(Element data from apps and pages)
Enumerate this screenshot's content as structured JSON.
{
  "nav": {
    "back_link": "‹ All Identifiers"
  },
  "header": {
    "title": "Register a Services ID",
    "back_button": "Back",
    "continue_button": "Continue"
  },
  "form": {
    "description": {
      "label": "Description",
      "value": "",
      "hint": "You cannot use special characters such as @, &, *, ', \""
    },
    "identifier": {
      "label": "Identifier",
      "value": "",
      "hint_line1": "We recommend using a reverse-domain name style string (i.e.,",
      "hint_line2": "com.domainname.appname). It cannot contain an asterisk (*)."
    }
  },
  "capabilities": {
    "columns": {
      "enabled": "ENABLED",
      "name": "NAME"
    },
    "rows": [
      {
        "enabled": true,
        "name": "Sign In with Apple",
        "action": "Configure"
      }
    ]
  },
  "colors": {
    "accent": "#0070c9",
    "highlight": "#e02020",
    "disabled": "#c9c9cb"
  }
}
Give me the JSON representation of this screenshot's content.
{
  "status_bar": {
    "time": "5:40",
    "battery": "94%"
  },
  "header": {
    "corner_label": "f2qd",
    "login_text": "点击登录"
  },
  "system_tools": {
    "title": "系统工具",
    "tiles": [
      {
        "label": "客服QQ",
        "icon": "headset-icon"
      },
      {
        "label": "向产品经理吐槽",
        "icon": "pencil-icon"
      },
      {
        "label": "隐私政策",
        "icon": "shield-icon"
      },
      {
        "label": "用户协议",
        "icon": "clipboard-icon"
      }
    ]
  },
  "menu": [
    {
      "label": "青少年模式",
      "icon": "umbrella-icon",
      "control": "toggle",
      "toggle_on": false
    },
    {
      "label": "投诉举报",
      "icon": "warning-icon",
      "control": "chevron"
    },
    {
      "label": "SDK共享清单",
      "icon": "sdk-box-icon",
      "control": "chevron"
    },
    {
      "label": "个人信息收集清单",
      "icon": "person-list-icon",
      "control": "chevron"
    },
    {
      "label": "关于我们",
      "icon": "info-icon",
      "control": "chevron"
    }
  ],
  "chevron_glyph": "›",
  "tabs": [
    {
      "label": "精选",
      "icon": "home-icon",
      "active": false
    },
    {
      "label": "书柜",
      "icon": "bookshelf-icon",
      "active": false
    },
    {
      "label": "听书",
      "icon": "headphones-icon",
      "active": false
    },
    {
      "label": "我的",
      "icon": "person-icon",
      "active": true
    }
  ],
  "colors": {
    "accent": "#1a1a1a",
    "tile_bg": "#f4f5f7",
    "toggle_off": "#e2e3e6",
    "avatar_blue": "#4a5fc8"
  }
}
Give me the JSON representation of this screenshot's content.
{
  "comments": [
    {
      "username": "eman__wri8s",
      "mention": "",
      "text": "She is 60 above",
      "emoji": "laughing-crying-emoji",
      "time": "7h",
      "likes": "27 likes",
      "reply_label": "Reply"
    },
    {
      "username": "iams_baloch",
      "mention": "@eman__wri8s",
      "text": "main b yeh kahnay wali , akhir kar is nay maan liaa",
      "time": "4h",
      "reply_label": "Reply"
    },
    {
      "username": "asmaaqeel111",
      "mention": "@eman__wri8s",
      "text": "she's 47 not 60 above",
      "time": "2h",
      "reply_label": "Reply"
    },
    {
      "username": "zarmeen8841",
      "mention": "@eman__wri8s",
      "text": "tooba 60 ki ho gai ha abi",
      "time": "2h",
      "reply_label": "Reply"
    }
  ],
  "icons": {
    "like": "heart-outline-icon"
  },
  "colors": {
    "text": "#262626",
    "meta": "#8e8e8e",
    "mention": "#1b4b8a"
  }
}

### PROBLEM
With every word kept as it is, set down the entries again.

### YOUR SOLUTION
Enumerate this screenshot's content as structured JSON.
{
  "nav": {
    "back_link": "‹ All Identifiers"
  },
  "header": {
    "title": "Register a Services ID",
    "back_button": "Back",
    "continue_button": "Continue"
  },
  "form": {
    "description": {
      "label": "Description",
      "value": "",
      "hint": "You cannot use special characters such as @, &, *, ', \""
    },
    "identifier": {
      "label": "Identifier",
      "value": "",
      "hint_line1": "We recommend using a reverse-domain name style string (i.e.,",
      "hint_line2": "com.domainname.appname). It cannot contain an asterisk (*)."
    }
  },
  "capabilities": {
    "columns": {
      "enabled": "ENABLED",
      "name": "NAME"
    },
    "rows": [
      {
        "enabled": true,
        "name": "Sign In with Apple",
        "action": "Configure"
      }
    ]
  },
  "colors": {
    "accent": "#0070c9",
    "highlight": "#e02020",
    "disabled": "#c9c9cb"
  }
}
Give me the JSON representation of this screenshot's content.
{
  "status_bar": {
    "time": "5:40",
    "battery": "94%"
  },
  "header": {
    "corner_label": "f2qd",
    "login_text": "点击登录"
  },
  "system_tools": {
    "title": "系统工具",
    "tiles": [
      {
        "label": "客服QQ",
        "icon": "headset-icon"
      },
      {
        "label": "向产品经理吐槽",
        "icon": "pencil-icon"
      },
      {
        "label": "隐私政策",
        "icon": "shield-icon"
      },
      {
        "label": "用户协议",
        "icon": "clipboard-icon"
      }
    ]
  },
  "menu": [
    {
      "label": "青少年模式",
      "icon": "umbrella-icon",
      "control": "toggle",
      "toggle_on": false
    },
    {
      "label": "投诉举报",
      "icon": "warning-icon",
      "control": "chevron"
    },
    {
      "label": "SDK共享清单",
      "icon": "sdk-box-icon",
      "control": "chevron"
    },
    {
      "label": "个人信息收集清单",
      "icon": "person-list-icon",
      "control": "chevron"
    },
    {
      "label": "关于我们",
      "icon": "info-icon",
      "control": "chevron"
    }
  ],
  "chevron_glyph": "›",
  "tabs": [
    {
      "label": "精选",
      "icon": "home-icon",
      "active": false
    },
    {
      "label": "书柜",
      "icon": "bookshelf-icon",
      "active": false
    },
    {
      "label": "听书",
      "icon": "headphones-icon",
      "active": false
    },
    {
      "label": "我的",
      "icon": "person-icon",
      "active": true
    }
  ],
  "colors": {
    "accent": "#1a1a1a",
    "tile_bg": "#f4f5f7",
    "toggle_off": "#e2e3e6",
    "avatar_blue": "#4a5fc8"
  }
}
Give me the JSON representation of this screenshot's content.
{
  "comments": [
    {
      "username": "eman__wri8s",
      "mention": "",
      "text": "She is 60 above",
      "emoji": "laughing-crying-emoji",
      "time": "7h",
      "likes": "27 likes",
      "reply_label": "Reply"
    },
    {
      "username": "iams_baloch",
      "mention": "@eman__wri8s",
      "text": "main b yeh kahnay wali , akhir kar is nay maan liaa",
      "time": "4h",
      "reply_label": "Reply"
    },
    {
      "username": "asmaaqeel111",
      "mention": "@eman__wri8s",
      "text": "she's 47 not 60 above",
      "time": "2h",
      "reply_label": "Reply"
    },
    {
      "username": "zarmeen8841",
      "mention": "@eman__wri8s",
      "text": "tooba 60 ki ho gai ha abi",
      "time": "2h",
      "reply_label": "Reply"
    }
  ],
  "icons": {
    "like": "heart-outline-icon"
  },
  "colors": {
    "text": "#262626",
    "meta": "#8e8e8e",
    "mention": "#1b4b8a"
  }
}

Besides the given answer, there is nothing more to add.